15 Sep 2010
TL;DR: Moyn as discussed by the authors argues that it was in the decade after 1968 that human rights began to make sense to broad communities of people as the proper cause of justice, as international law became an alternative to popular struggle and bloody violence.
Abstract: Human rights offer a vision of international justice that today's idealistic millions hold dear. Yet the very concept on which the movement is based became familiar only a few decades ago when it profoundly reshaped our hopes for an improved humanity. In this pioneering book, Samuel Moyn elevates that extraordinary transformation to center stage and asks what it reveals about the ideal's troubled present and uncertain future. For some, human rights stretch back to the dawn of Western civilization, the age of the American and French Revolutions, or the post - World War II moment when the Universal Declaration of Human Rights was framed. Revisiting these episodes in a dramatic tour of humanity's moral history, "The Last Utopia" shows that it was in the decade after 1968 that human rights began to make sense to broad communities of people as the proper cause of justice. Across eastern and western Europe, as well as throughout the United States and Latin America, human rights crystallized in a few short years as social activism and political rhetoric moved it from the hallways of the United Nations to the global forefront. It was on the ruins of earlier political utopias, Moyn argues, that human rights achieved contemporary prominence. The morality of individual rights substituted for the soiled political dreams of revolutionary communism and nationalism as international law became an alternative to popular struggle and bloody violence. But as the ideal of human rights enters into rival political agendas, it requires more vigilance and scrutiny than when it became the watchword of our hopes.
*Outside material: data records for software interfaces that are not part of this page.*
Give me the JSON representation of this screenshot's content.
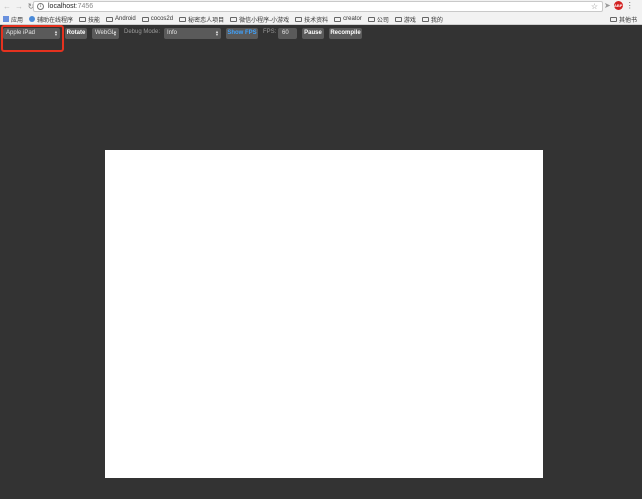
{
  "browser": {
    "url_host": "localhost",
    "url_port": ":7456"
  },
  "bookmarks": [
    {
      "label": "应用",
      "icon": "apps-grid-icon"
    },
    {
      "label": "辅助在线程序",
      "icon": "globe-icon"
    },
    {
      "label": "技能",
      "icon": "folder-icon"
    },
    {
      "label": "Android",
      "icon": "folder-icon"
    },
    {
      "label": "cocos2d",
      "icon": "folder-icon"
    },
    {
      "label": "秘密恋人项目",
      "icon": "folder-icon"
    },
    {
      "label": "微信小程序-小游戏",
      "icon": "folder-icon"
    },
    {
      "label": "技术资料",
      "icon": "folder-icon"
    },
    {
      "label": "creator",
      "icon": "folder-icon"
    },
    {
      "label": "公司",
      "icon": "folder-icon"
    },
    {
      "label": "游戏",
      "icon": "folder-icon"
    },
    {
      "label": "我的",
      "icon": "folder-icon"
    }
  ],
  "bookmarks_other": "其他书",
  "toolbar": {
    "device_select": "Apple iPad",
    "rotate_label": "Rotate",
    "renderer_select": "WebGL",
    "debug_mode_label": "Debug Mode:",
    "debug_mode_select": "Info",
    "show_fps_label": "Show FPS",
    "fps_label": "FPS:",
    "fps_value": "60",
    "pause_label": "Pause",
    "recompile_label": "Recompile"
  },
  "colors": {
    "highlight": "#e5321f",
    "page_background": "#333333",
    "show_fps_text": "#3fa3ff"
  }
}
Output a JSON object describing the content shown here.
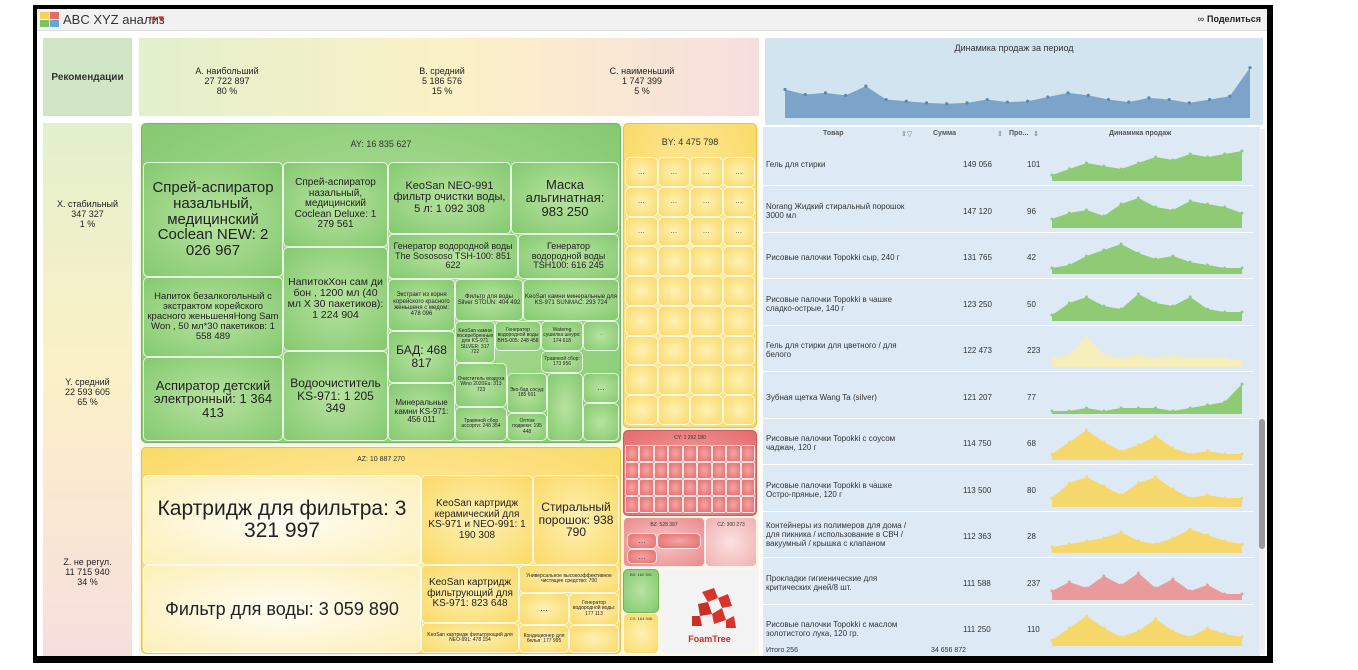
{
  "app": {
    "title": "ABC XYZ анализ",
    "share_label": "Поделиться",
    "bookmark_icon": "bookmark-icon"
  },
  "recommend": {
    "label": "Рекомендации"
  },
  "abc": [
    {
      "label": "A. наибольший",
      "value": "27 722 897",
      "pct": "80 %"
    },
    {
      "label": "B. средний",
      "value": "5 186 576",
      "pct": "15 %"
    },
    {
      "label": "C. наименьший",
      "value": "1 747 399",
      "pct": "5 %"
    }
  ],
  "xyz": [
    {
      "label": "X. стабильный",
      "value": "347 327",
      "pct": "1 %"
    },
    {
      "label": "Y. средний",
      "value": "22 593 605",
      "pct": "65 %"
    },
    {
      "label": "Z. не регул.",
      "value": "11 715 940",
      "pct": "34 %"
    }
  ],
  "dynamics": {
    "title": "Динамика продаж за период",
    "series": [
      34,
      28,
      30,
      27,
      38,
      22,
      20,
      18,
      17,
      18,
      22,
      19,
      20,
      25,
      30,
      27,
      22,
      19,
      24,
      22,
      18,
      22,
      26,
      60
    ]
  },
  "treemap": {
    "ay": {
      "title": "AY: 16 835 627",
      "tiles": [
        "Спрей-аспиратор назальный, медицинский Coclean NEW: 2 026 967",
        "Спрей-аспиратор назальный, медицинский Coclean Deluxe: 1 279 561",
        "KeoSan NEO-991 фильтр очистки воды, 5 л: 1 092 308",
        "Маска альгинатная: 983 250",
        "Генератор водородной воды The Sosososo TSH-100: 851 622",
        "Генератор водородной воды TSH100: 616 245",
        "Напиток безалкогольный с экстрактом корейского красного женьшеняHong Sam Won , 50 мл*30 пакетиков: 1 558 489",
        "НапитокХон сам ди бон , 1200 мл (40 мл X 30 пакетиков): 1 224 904",
        "Экстракт из корня корейского красного женьшеня с медом: 478 096",
        "Фильтр для воды Silver STOUN: 404 492",
        "KeoSan камни минеральные для KS-971 SUNMAC: 293 724",
        "KeoSan камни посеребренные для KS-971 SILVER: 317 722",
        "Генератор водородной воды BHS-005: 248 458",
        "Waterng сушилка шнуро: 174 618",
        "Аспиратор детский электронный: 1 364 413",
        "БАД: 468 817",
        "Водоочиститель KS-971: 1 205 349",
        "Травяной сбор: 173 956",
        "Очиститель воздуха Wino 2020Eu: 313 723",
        "Минеральные камни KS-971: 456 011",
        "Травяной сбор ассорти: 248 354",
        "Эко-бад сосуд: 185 661",
        "Оптом подвеки: 195 448"
      ]
    },
    "by": {
      "title": "BY: 4 475 798"
    },
    "az": {
      "title": "AZ: 10 887 270",
      "tiles": [
        "Картридж для фильтра: 3 321 997",
        "Фильтр для воды: 3 059 890",
        "KeoSan картридж керамический для KS-971 и NEO-991: 1 190 308",
        "Стиральный порошок: 938 790",
        "KeoSan картридж фильтрующий для KS-971: 823 648",
        "KeoSan картридж фильтрующий для NEO-991: 478 154",
        "Универсальное высокоэффективное чистящее средство: 700",
        "Кондиционер для белья: 177 995",
        "Генератор водородной воды: 177 113"
      ]
    },
    "cy": {
      "title": "CY: 1 292 180"
    },
    "bz": {
      "title": "BZ: 528 397"
    },
    "cz": {
      "title": "CZ: 300 273"
    },
    "bx": {
      "title": "BX: 162 391"
    },
    "cx": {
      "title": "CX: 164 946"
    },
    "foamtree": "FoamTree",
    "ellipsis": "..."
  },
  "table": {
    "headers": {
      "product": "Товар",
      "sum": "Сумма",
      "pct": "Про...",
      "dyn": "Динамика продаж"
    },
    "rows": [
      {
        "name": "Гель для стирки",
        "sum": "149 056",
        "qty": "101",
        "color": "#8fcb74",
        "spark": [
          2,
          4,
          6,
          5,
          4,
          6,
          8,
          7,
          9,
          8,
          9,
          10
        ]
      },
      {
        "name": "Norang Жидкий стиральный порошок 3000 мл",
        "sum": "147 120",
        "qty": "96",
        "color": "#8fcb74",
        "spark": [
          3,
          5,
          6,
          4,
          8,
          10,
          7,
          6,
          9,
          8,
          7,
          5
        ]
      },
      {
        "name": "Рисовые палочки Topokki сыр, 240 г",
        "sum": "131 765",
        "qty": "42",
        "color": "#8fcb74",
        "spark": [
          2,
          3,
          6,
          8,
          10,
          7,
          5,
          6,
          4,
          3,
          2,
          2
        ]
      },
      {
        "name": "Рисовые палочки Topokki в чашке сладко-острые, 140 г",
        "sum": "123 250",
        "qty": "50",
        "color": "#8fcb74",
        "spark": [
          2,
          6,
          8,
          5,
          4,
          9,
          6,
          5,
          8,
          4,
          3,
          3
        ]
      },
      {
        "name": "Гель для стирки для цветного / для белого",
        "sum": "122 473",
        "qty": "223",
        "color": "#f5eebb",
        "spark": [
          3,
          4,
          10,
          4,
          3,
          4,
          3,
          4,
          3,
          3,
          3,
          2
        ]
      },
      {
        "name": "Зубная щетка Wang Ta (silver)",
        "sum": "121 207",
        "qty": "77",
        "color": "#8fcb74",
        "spark": [
          1,
          1,
          2,
          1,
          2,
          2,
          2,
          1,
          2,
          3,
          4,
          10
        ]
      },
      {
        "name": "Рисовые палочки Topokki с соусом чаджан, 120 г",
        "sum": "114 750",
        "qty": "68",
        "color": "#f6d76b",
        "spark": [
          2,
          6,
          10,
          6,
          3,
          5,
          8,
          4,
          2,
          3,
          2,
          2
        ]
      },
      {
        "name": "Рисовые палочки Topokki в чашке Остро-пряные, 120 г",
        "sum": "113 500",
        "qty": "80",
        "color": "#f6d76b",
        "spark": [
          3,
          8,
          10,
          7,
          4,
          8,
          10,
          6,
          3,
          4,
          3,
          3
        ]
      },
      {
        "name": "Контейнеры из полимеров для дома / для пикника / использование в СВЧ / вакуумный / крышка с клапаном",
        "sum": "112 363",
        "qty": "28",
        "color": "#f6d76b",
        "spark": [
          2,
          3,
          4,
          5,
          7,
          4,
          3,
          5,
          8,
          6,
          4,
          3
        ]
      },
      {
        "name": "Прокладки гигиенические для критических дней/8 шт.",
        "sum": "111 588",
        "qty": "237",
        "color": "#e99a9a",
        "spark": [
          3,
          6,
          4,
          8,
          5,
          9,
          4,
          7,
          3,
          5,
          2,
          2
        ]
      },
      {
        "name": "Рисовые палочки Topokki с маслом золотистого лука, 120 гр.",
        "sum": "111 250",
        "qty": "110",
        "color": "#f6d76b",
        "spark": [
          2,
          6,
          10,
          6,
          3,
          5,
          9,
          5,
          3,
          6,
          4,
          3
        ]
      }
    ],
    "footer": {
      "label": "Итого 256",
      "total": "34 656 872"
    }
  }
}
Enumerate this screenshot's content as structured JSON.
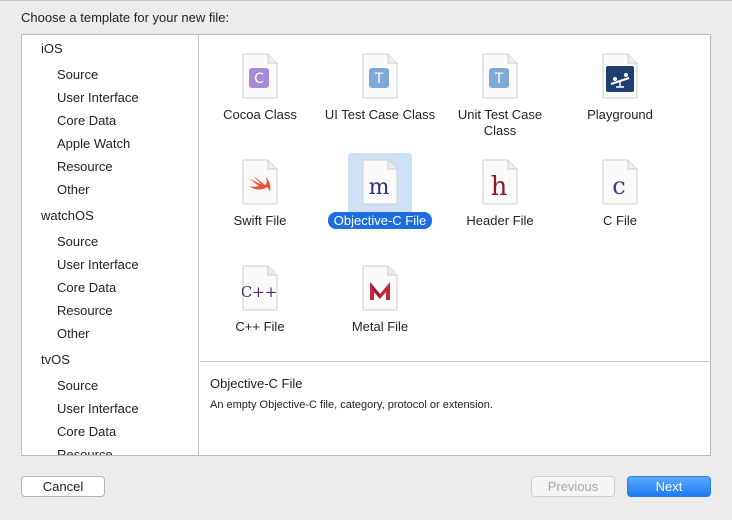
{
  "prompt": "Choose a template for your new file:",
  "sidebar": {
    "groups": [
      {
        "label": "iOS",
        "items": [
          "Source",
          "User Interface",
          "Core Data",
          "Apple Watch",
          "Resource",
          "Other"
        ]
      },
      {
        "label": "watchOS",
        "items": [
          "Source",
          "User Interface",
          "Core Data",
          "Resource",
          "Other"
        ]
      },
      {
        "label": "tvOS",
        "items": [
          "Source",
          "User Interface",
          "Core Data",
          "Resource"
        ]
      }
    ]
  },
  "templates": [
    {
      "label": "Cocoa Class",
      "icon": "cocoa-class-icon",
      "glyph": "C",
      "color": "#9b7fd0"
    },
    {
      "label": "UI Test Case Class",
      "icon": "ui-test-case-class-icon",
      "glyph": "T",
      "color": "#7aa7d8"
    },
    {
      "label": "Unit Test Case Class",
      "icon": "unit-test-case-class-icon",
      "glyph": "T",
      "color": "#7aa7d8"
    },
    {
      "label": "Playground",
      "icon": "playground-icon",
      "glyph": "",
      "color": "#1f3f73"
    },
    {
      "label": "Swift File",
      "icon": "swift-file-icon",
      "glyph": "",
      "color": "#f05138"
    },
    {
      "label": "Objective-C File",
      "icon": "objective-c-file-icon",
      "glyph": "m",
      "color": "#3a2e6e",
      "selected": true
    },
    {
      "label": "Header File",
      "icon": "header-file-icon",
      "glyph": "h",
      "color": "#8b1a2b"
    },
    {
      "label": "C File",
      "icon": "c-file-icon",
      "glyph": "c",
      "color": "#4b3a8c"
    },
    {
      "label": "C++ File",
      "icon": "cpp-file-icon",
      "glyph": "C++",
      "color": "#4b2a6e"
    },
    {
      "label": "Metal File",
      "icon": "metal-file-icon",
      "glyph": "",
      "color": "#c8283a"
    }
  ],
  "description": {
    "title": "Objective-C File",
    "text": "An empty Objective-C file, category, protocol or extension."
  },
  "buttons": {
    "cancel": "Cancel",
    "previous": "Previous",
    "next": "Next"
  }
}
1,193 citations

MonographDOI
TL;DR: In this paper, the authors argue that documents such as passports, internal passports and related mechanisms have been crucial in making distinctions between citizens and non-citizens and examine how the concept of citizenship has been used to delineate rights and penalties regarding property, liberty, taxes and welfare.
Abstract: In order to distinguish between those who may and may not enter or leave, states everywhere have developed extensive systems of identification, central to which is the passport. This innovative book argues that documents such as passports, internal passports and related mechanisms have been crucial in making distinctions between citizens and non-citizens. It examines how the concept of citizenship has been used to delineate rights and penalties regarding property, liberty, taxes and welfare. It focuses on the US and Western Europe, moving from revolutionary France to the Napoleonic era, the American Civil War, the British industrial revolution, pre-World War I Italy, the reign of Germany's Third Reich and beyond. This innovative study combines theory and empirical data in questioning how and why states have established the exclusive right to authorize and regulate the movement of people.

911 citations

Book
01 Jan 1993
TL;DR: The 20th-anniversary edition of "The Blackening of America: Popular Culture and National Cultures" by Greil Marcus as mentioned in this paper was the first publication of the book.
Abstract: Preface to the 20th-Anniversary Edition by Greil Marcus Introduction Part I 1. Blackface and Blackness: The Minstrel Show in American Culture 2. Love and Theft: "Racial" Production and the Social Unconscious of Blackface 3. White Kids and No Kids At All: Working Class Culture and Languages of Race 4. The Blackening of America: Popular Culture and National Cultures Part II 5. "The Seeming Counterfeit": Early Blackface Acts, the Body, and Social Contradiction 6. "Genuine Negro Fun": Racial Pleasure and Class Formation in the 1840's 7. California Gold and European Revolution: Stephen Foster and the American 1848 8. Uncle Tomitudes: Racial Melodrama and Modes of Production Afterword to the 20th-Anniversary Edition by the Author Notes Bibliography Index

879 citations